Reproduce the entries that follow precisely, setting aside any images.

[DATASET EXTRACT Boundary: Start]

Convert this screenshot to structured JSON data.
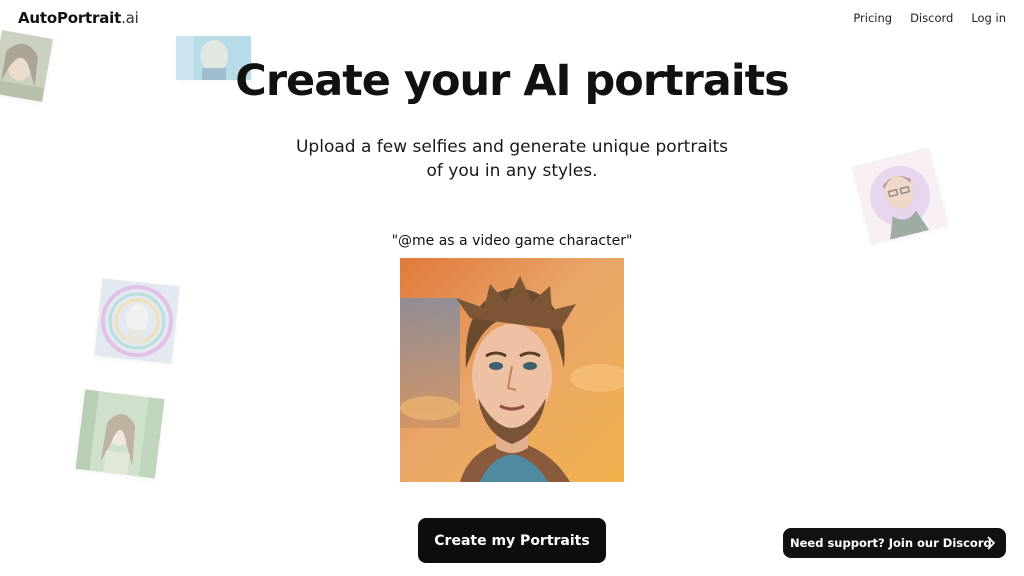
{
  "brand": {
    "name": "AutoPortrait",
    "suffix": ".ai"
  },
  "nav": {
    "items": [
      "Pricing",
      "Discord",
      "Log in"
    ]
  },
  "hero": {
    "title": "Create your AI portraits",
    "subtitle_line1": "Upload a few selfies and generate unique portraits",
    "subtitle_line2": "of you in any styles."
  },
  "example": {
    "prompt": "\"@me as a video game character\""
  },
  "cta": {
    "label": "Create my Portraits"
  },
  "support": {
    "label": "Need support? Join our Discord"
  },
  "colors": {
    "text": "#111111",
    "button_bg": "#0d0d0d",
    "button_text": "#ffffff",
    "background": "#ffffff"
  },
  "icons": {
    "support_arrow": "chevron-right-icon"
  }
}
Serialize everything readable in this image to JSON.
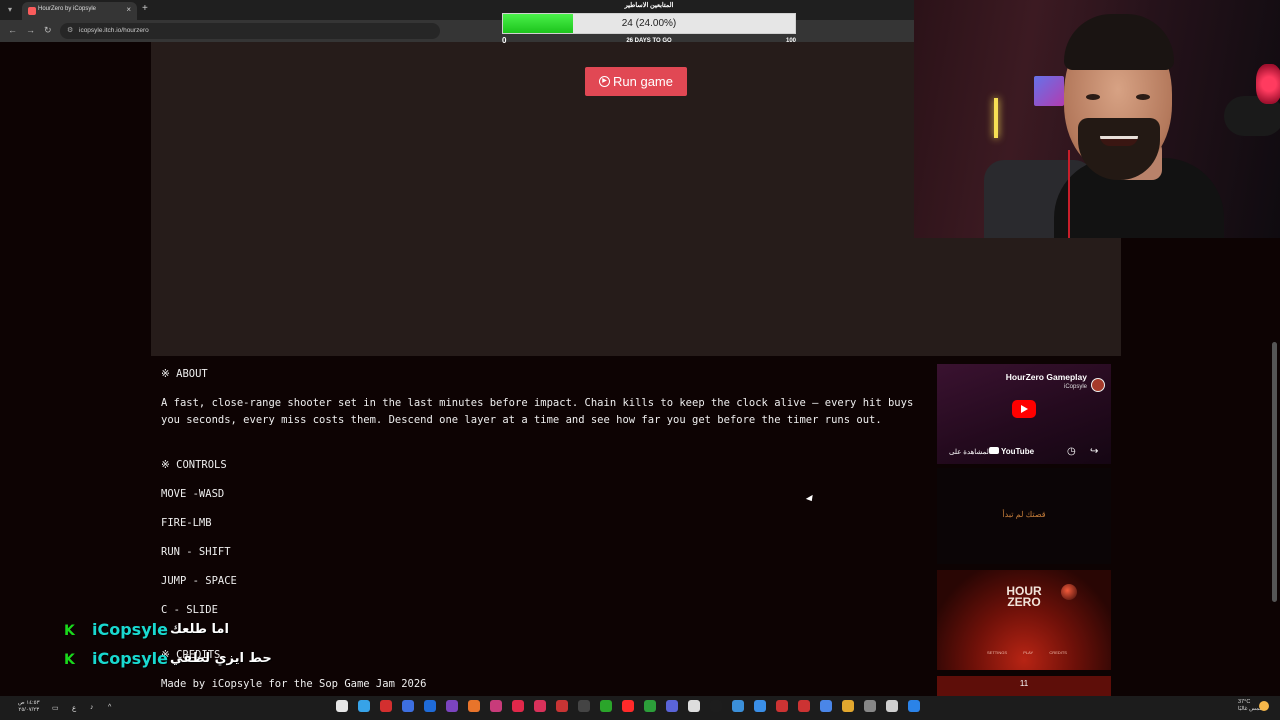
{
  "browser": {
    "tab_title": "HourZero by iCopsyle",
    "url": "icopsyle.itch.io/hourzero",
    "new_tab_label": "+",
    "close_label": "×"
  },
  "goal": {
    "title": "المتابعين الاساطير",
    "progress_text": "24 (24.00%)",
    "progress_fraction": 0.24,
    "min_label": "0",
    "days_label": "26 DAYS TO GO",
    "max_label": "100"
  },
  "game": {
    "run_label": "Run game"
  },
  "description": {
    "about_heading": "※ ABOUT",
    "about_text": "A fast, close-range shooter set in the last minutes before impact. Chain kills to keep the clock alive — every hit buys you seconds, every miss costs them. Descend one layer at a time and see how far you get before the timer runs out.",
    "controls_heading": "※ CONTROLS",
    "controls": [
      "MOVE -WASD",
      "FIRE-LMB",
      "RUN - SHIFT",
      "JUMP - SPACE",
      "C - SLIDE"
    ],
    "credits_heading": "※ CREDITS",
    "credits_text": "Made by iCopsyle for the Sop Game Jam 2026"
  },
  "videos": {
    "v1_title": "HourZero Gameplay",
    "v1_channel": "iCopsyle",
    "v1_watch": "المشاهدة على",
    "v1_youtube": "YouTube",
    "v2_text": "قصتك لم تبدأ",
    "v3_title_1": "HOUR",
    "v3_title_2": "ZERO",
    "v3_nav": [
      "SETTINGS",
      "PLAY",
      "CREDITS"
    ],
    "v4_num": "11"
  },
  "chat": {
    "messages": [
      {
        "badge": "K",
        "user": "iCopsyle",
        "text": "اما طلعك"
      },
      {
        "badge": "K",
        "user": "iCopsyle",
        "text": "حط ايزي لطفي"
      }
    ]
  },
  "taskbar": {
    "clock_time": "١٤:٥٣ ص",
    "clock_date": "٢٥/٠٧/٢٣",
    "lang": "ع",
    "weather_temp": "37°C",
    "weather_desc": "مشمس غالبًا"
  },
  "colors": {
    "run_button": "#e14854",
    "goal_fill": "#2ad62a",
    "chat_user": "#19d9d0",
    "chat_badge": "#19d91c"
  }
}
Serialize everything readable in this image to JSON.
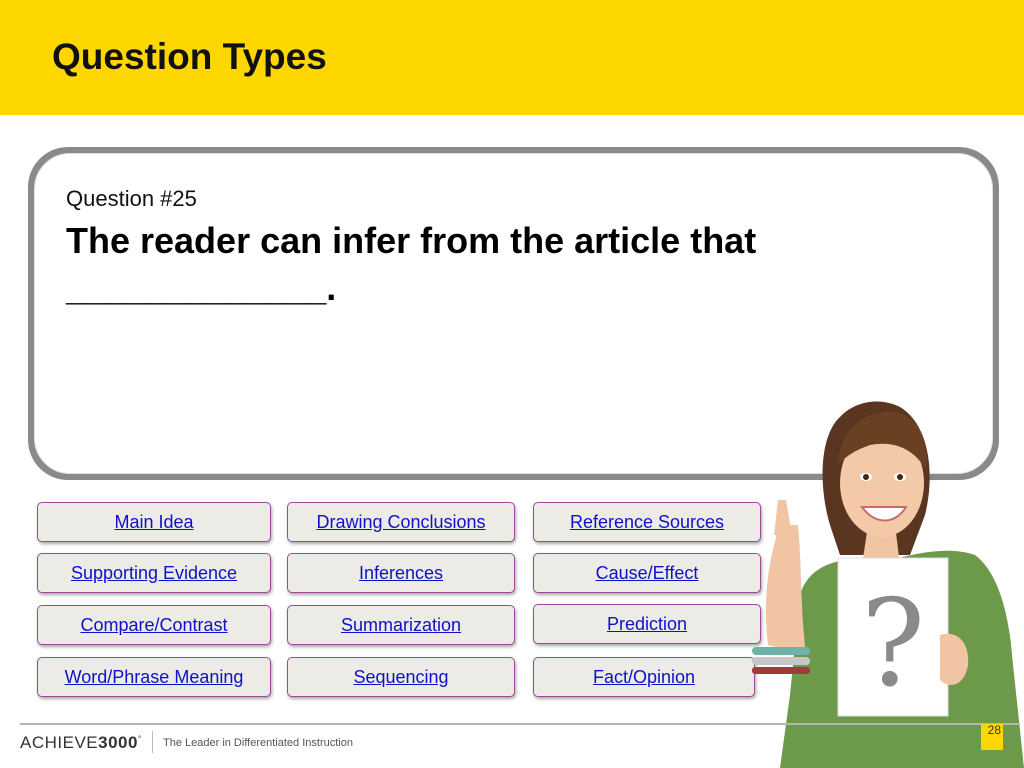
{
  "slide": {
    "title": "Question Types",
    "question_number": "Question #25",
    "question_text": "The reader can infer from the article that",
    "question_blank": "_____________."
  },
  "buttons": [
    {
      "label": "Main Idea"
    },
    {
      "label": "Drawing Conclusions"
    },
    {
      "label": "Reference Sources"
    },
    {
      "label": "Supporting Evidence"
    },
    {
      "label": "Inferences"
    },
    {
      "label": "Cause/Effect"
    },
    {
      "label": "Compare/Contrast"
    },
    {
      "label": "Summarization"
    },
    {
      "label": "Prediction"
    },
    {
      "label": "Word/Phrase Meaning"
    },
    {
      "label": "Sequencing"
    },
    {
      "label": "Fact/Opinion"
    }
  ],
  "footer": {
    "logo_prefix": "ACHIEVE",
    "logo_number": "3000",
    "logo_mark": "°",
    "tagline": "The Leader in Differentiated Instruction",
    "page_number": "28"
  },
  "illustration": {
    "sign_symbol": "?"
  },
  "colors": {
    "header": "#FFD700",
    "button_border": "#A0489C",
    "button_bg": "#ECEBE5",
    "link": "#1010CC"
  }
}
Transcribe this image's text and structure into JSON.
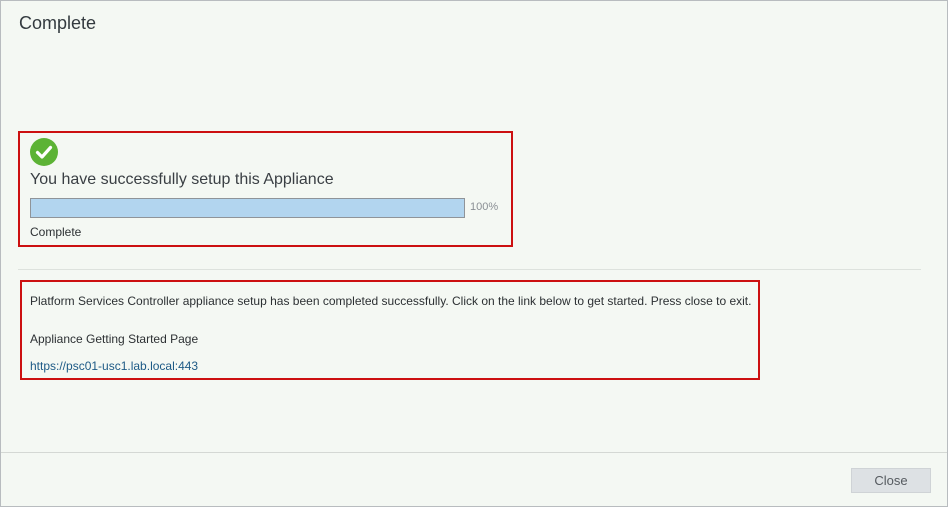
{
  "dialog": {
    "title": "Complete"
  },
  "status": {
    "icon": "success-check-icon",
    "icon_color": "#5cb335",
    "message": "You have successfully setup this Appliance",
    "progress_percent": 100,
    "progress_label": "100%",
    "state_label": "Complete"
  },
  "info": {
    "message": "Platform Services Controller appliance setup has been completed successfully. Click on the link below to get started. Press close to exit.",
    "getting_started_label": "Appliance Getting Started Page",
    "url": "https://psc01-usc1.lab.local:443"
  },
  "footer": {
    "close_label": "Close"
  },
  "colors": {
    "highlight_border": "#cc1010",
    "progress_fill": "#b2d5ef",
    "link": "#1d5a86"
  }
}
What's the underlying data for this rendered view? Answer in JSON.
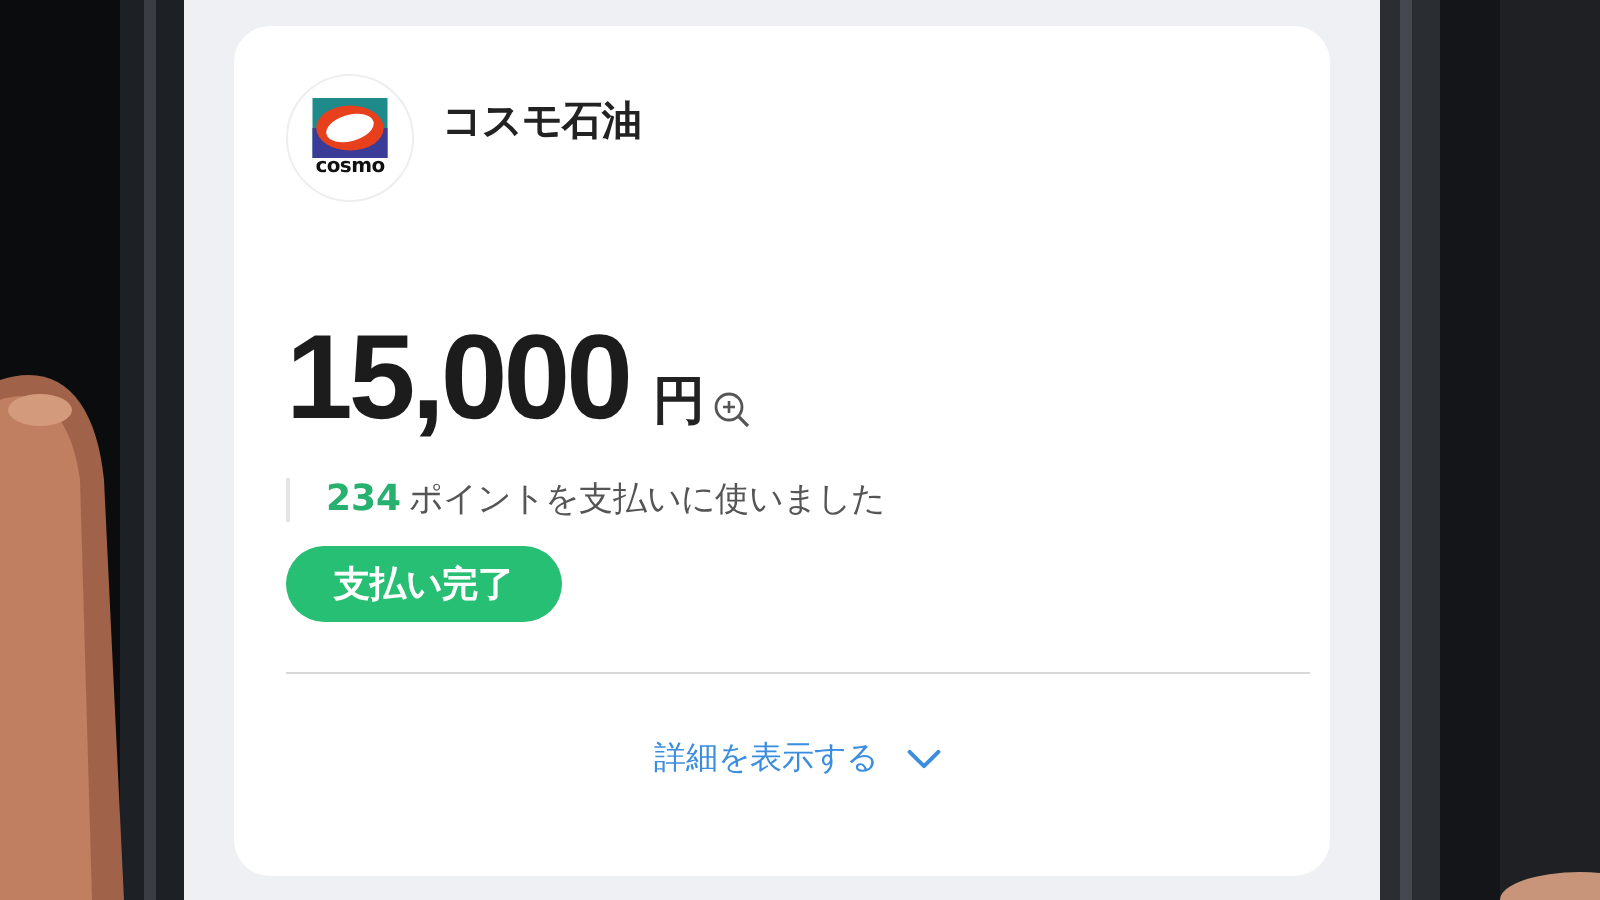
{
  "merchant": {
    "name": "コスモ石油",
    "logo_text": "cosmo"
  },
  "amount": {
    "value": "15,000",
    "unit": "円"
  },
  "points": {
    "value": "234",
    "text": "ポイントを支払いに使いました"
  },
  "status": {
    "label": "支払い完了"
  },
  "details_link": {
    "label": "詳細を表示する"
  }
}
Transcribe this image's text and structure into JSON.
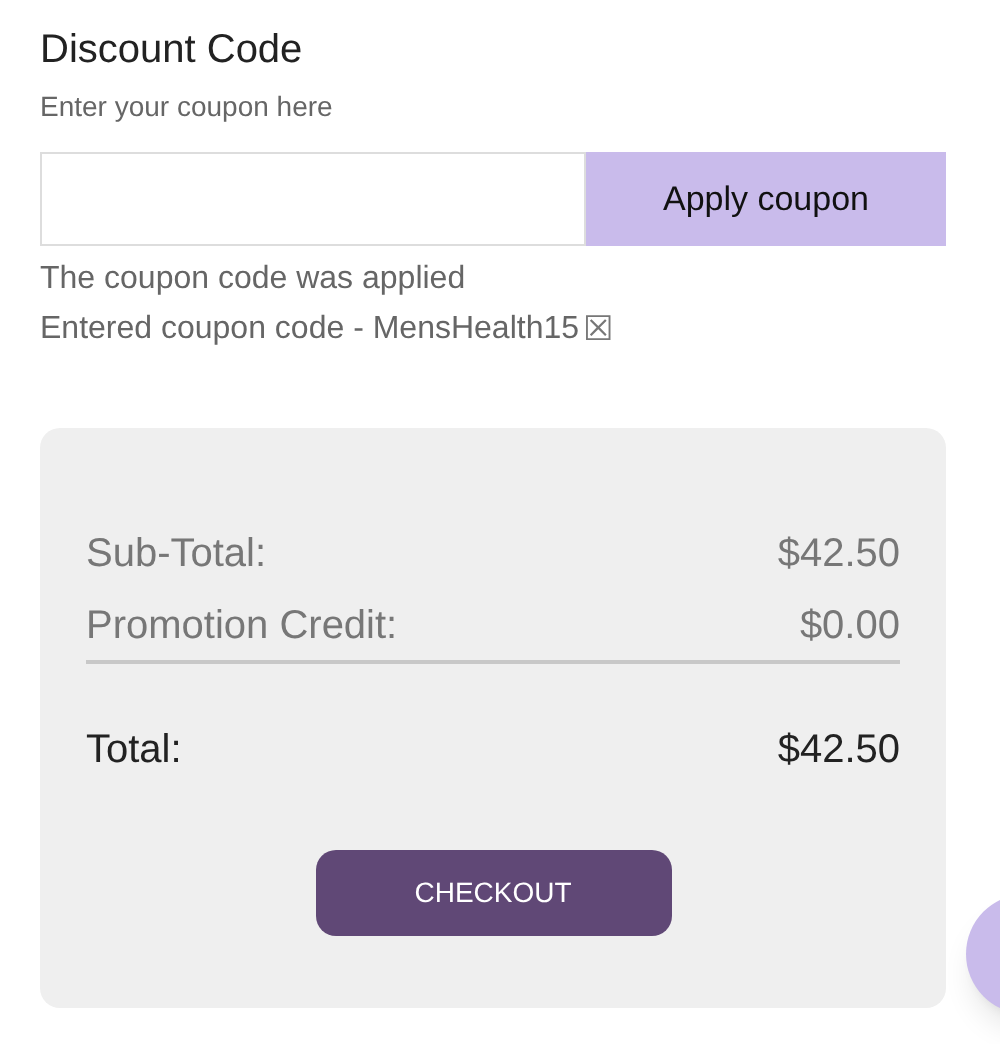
{
  "discount": {
    "title": "Discount Code",
    "subtitle": "Enter your coupon here",
    "apply_button": "Apply coupon",
    "messages": [
      {
        "text": "The coupon code was applied"
      },
      {
        "text": "Entered coupon code - MensHealth15",
        "remove_icon": "☒"
      }
    ]
  },
  "summary": {
    "rows": [
      {
        "label": "Sub-Total:",
        "value": "$42.50",
        "kind": "line"
      },
      {
        "label": "Promotion Credit:",
        "value": "$0.00",
        "kind": "line"
      },
      {
        "label": "Total:",
        "value": "$42.50",
        "kind": "total"
      }
    ],
    "checkout_button": "CHECKOUT"
  }
}
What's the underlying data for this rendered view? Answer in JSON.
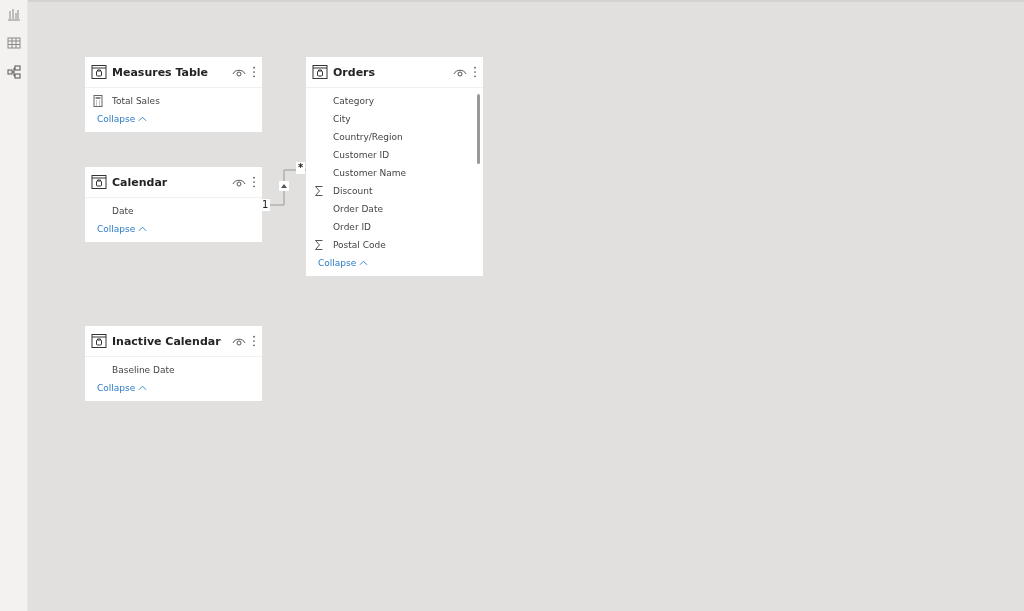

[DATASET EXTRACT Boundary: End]

_REPLY TO THE EXERCISE_:
Convert this screenshot to structured JSON data.
{
  "brand": {
    "name": "AutoPortrait",
    "suffix": ".ai"
  },
  "nav": {
    "items": [
      "Pricing",
      "Discord",
      "Log in"
    ]
  },
  "hero": {
    "title": "Create your AI portraits",
    "subtitle_line1": "Upload a few selfies and generate unique portraits",
    "subtitle_line2": "of you in any styles."
  },
  "example": {
    "prompt": "\"@me as a video game character\""
  },
  "cta": {
    "label": "Create my Portraits"
  },
  "support": {
    "label": "Need support? Join our Discord"
  },
  "colors": {
    "text": "#111111",
    "button_bg": "#0d0d0d",
    "button_text": "#ffffff",
    "background": "#ffffff"
  },
  "icons": {
    "support_arrow": "chevron-right-icon"
  }
}
Serialize everything readable in this image to JSON.
{
  "browser": {
    "tab_title": "HourZero by iCopsyle",
    "url": "icopsyle.itch.io/hourzero",
    "new_tab_label": "+",
    "close_label": "×"
  },
  "goal": {
    "title": "المتابعين الاساطير",
    "progress_text": "24 (24.00%)",
    "progress_fraction": 0.24,
    "min_label": "0",
    "days_label": "26 DAYS TO GO",
    "max_label": "100"
  },
  "game": {
    "run_label": "Run game"
  },
  "description": {
    "about_heading": "※ ABOUT",
    "about_text": "A fast, close-range shooter set in the last minutes before impact. Chain kills to keep the clock alive — every hit buys you seconds, every miss costs them. Descend one layer at a time and see how far you get before the timer runs out.",
    "controls_heading": "※ CONTROLS",
    "controls": [
      "MOVE -WASD",
      "FIRE-LMB",
      "RUN - SHIFT",
      "JUMP - SPACE",
      "C - SLIDE"
    ],
    "credits_heading": "※ CREDITS",
    "credits_text": "Made by iCopsyle for the Sop Game Jam 2026"
  },
  "videos": {
    "v1_title": "HourZero Gameplay",
    "v1_channel": "iCopsyle",
    "v1_watch": "المشاهدة على",
    "v1_youtube": "YouTube",
    "v2_text": "قصتك لم تبدأ",
    "v3_title_1": "HOUR",
    "v3_title_2": "ZERO",
    "v3_nav": [
      "SETTINGS",
      "PLAY",
      "CREDITS"
    ],
    "v4_num": "11"
  },
  "chat": {
    "messages": [
      {
        "badge": "K",
        "user": "iCopsyle",
        "text": "اما طلعك"
      },
      {
        "badge": "K",
        "user": "iCopsyle",
        "text": "حط ايزي لطفي"
      }
    ]
  },
  "taskbar": {
    "clock_time": "١٤:٥٣ ص",
    "clock_date": "٢٥/٠٧/٢٣",
    "lang": "ع",
    "weather_temp": "37°C",
    "weather_desc": "مشمس غالبًا"
  },
  "colors": {
    "run_button": "#e14854",
    "goal_fill": "#2ad62a",
    "chat_user": "#19d9d0",
    "chat_badge": "#19d91c"
  }
}
Serialize everything readable in this image to JSON.
{
  "slide": {
    "title": "Question Types",
    "question_number": "Question #25",
    "question_text": "The reader can infer from the article that",
    "question_blank": "_____________."
  },
  "buttons": [
    {
      "label": "Main Idea"
    },
    {
      "label": "Drawing Conclusions"
    },
    {
      "label": "Reference Sources"
    },
    {
      "label": "Supporting Evidence"
    },
    {
      "label": "Inferences"
    },
    {
      "label": "Cause/Effect"
    },
    {
      "label": "Compare/Contrast"
    },
    {
      "label": "Summarization"
    },
    {
      "label": "Prediction"
    },
    {
      "label": "Word/Phrase Meaning"
    },
    {
      "label": "Sequencing"
    },
    {
      "label": "Fact/Opinion"
    }
  ],
  "footer": {
    "logo_prefix": "ACHIEVE",
    "logo_number": "3000",
    "logo_mark": "°",
    "tagline": "The Leader in Differentiated Instruction",
    "page_number": "28"
  },
  "illustration": {
    "sign_symbol": "?"
  },
  "colors": {
    "header": "#FFD700",
    "button_border": "#A0489C",
    "button_bg": "#ECEBE5",
    "link": "#1010CC"
  }
}
Transcribe this image's text and structure into JSON.
{
  "dialog": {
    "title": "Complete"
  },
  "status": {
    "icon": "success-check-icon",
    "icon_color": "#5cb335",
    "message": "You have successfully setup this Appliance",
    "progress_percent": 100,
    "progress_label": "100%",
    "state_label": "Complete"
  },
  "info": {
    "message": "Platform Services Controller appliance setup has been completed successfully. Click on the link below to get started. Press close to exit.",
    "getting_started_label": "Appliance Getting Started Page",
    "url": "https://psc01-usc1.lab.local:443"
  },
  "footer": {
    "close_label": "Close"
  },
  "colors": {
    "highlight_border": "#cc1010",
    "progress_fill": "#b2d5ef",
    "link": "#1d5a86"
  }
}
What's the underlying data for this rendered view? Answer in JSON.
{
  "merchant": {
    "name": "コスモ石油",
    "logo_text": "cosmo"
  },
  "amount": {
    "value": "15,000",
    "unit": "円"
  },
  "points": {
    "value": "234",
    "text": "ポイントを支払いに使いました"
  },
  "status": {
    "label": "支払い完了"
  },
  "details_link": {
    "label": "詳細を表示する"
  }
}
Transcribe this image's text and structure into JSON.
{
  "discount": {
    "title": "Discount Code",
    "subtitle": "Enter your coupon here",
    "apply_button": "Apply coupon",
    "messages": [
      {
        "text": "The coupon code was applied"
      },
      {
        "text": "Entered coupon code - MensHealth15",
        "remove_icon": "☒"
      }
    ]
  },
  "summary": {
    "rows": [
      {
        "label": "Sub-Total:",
        "value": "$42.50",
        "kind": "line"
      },
      {
        "label": "Promotion Credit:",
        "value": "$0.00",
        "kind": "line"
      },
      {
        "label": "Total:",
        "value": "$42.50",
        "kind": "total"
      }
    ],
    "checkout_button": "CHECKOUT"
  }
}
What's the underlying data for this rendered view? Answer in JSON.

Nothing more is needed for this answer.